Work order
Lines with the word "label": copy all of them from the entries below.
::: Available data
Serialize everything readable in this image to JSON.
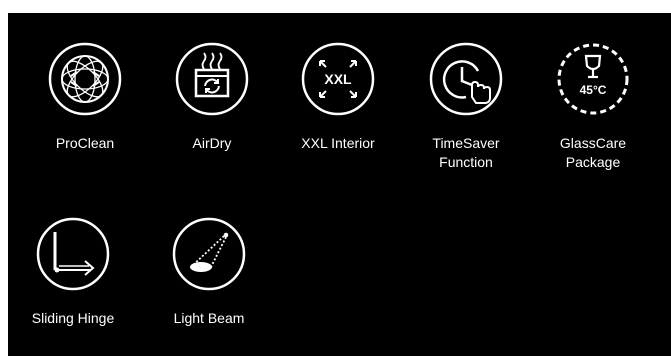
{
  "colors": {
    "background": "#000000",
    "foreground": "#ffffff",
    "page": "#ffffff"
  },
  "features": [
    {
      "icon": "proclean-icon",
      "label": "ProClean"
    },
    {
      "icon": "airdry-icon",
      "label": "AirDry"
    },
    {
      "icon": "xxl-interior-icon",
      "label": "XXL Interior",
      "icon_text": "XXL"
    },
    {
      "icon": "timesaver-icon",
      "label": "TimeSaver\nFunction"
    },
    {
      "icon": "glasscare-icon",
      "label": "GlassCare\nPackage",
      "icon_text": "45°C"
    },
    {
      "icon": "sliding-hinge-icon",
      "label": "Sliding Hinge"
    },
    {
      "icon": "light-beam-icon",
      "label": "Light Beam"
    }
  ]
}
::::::
Answer box
      "label": "ProClean"
      "label": "AirDry"
      "label": "XXL Interior",
      "label": "TimeSaver\nFunction"
      "label": "GlassCare\nPackage",
      "label": "Sliding Hinge"
      "label": "Light Beam"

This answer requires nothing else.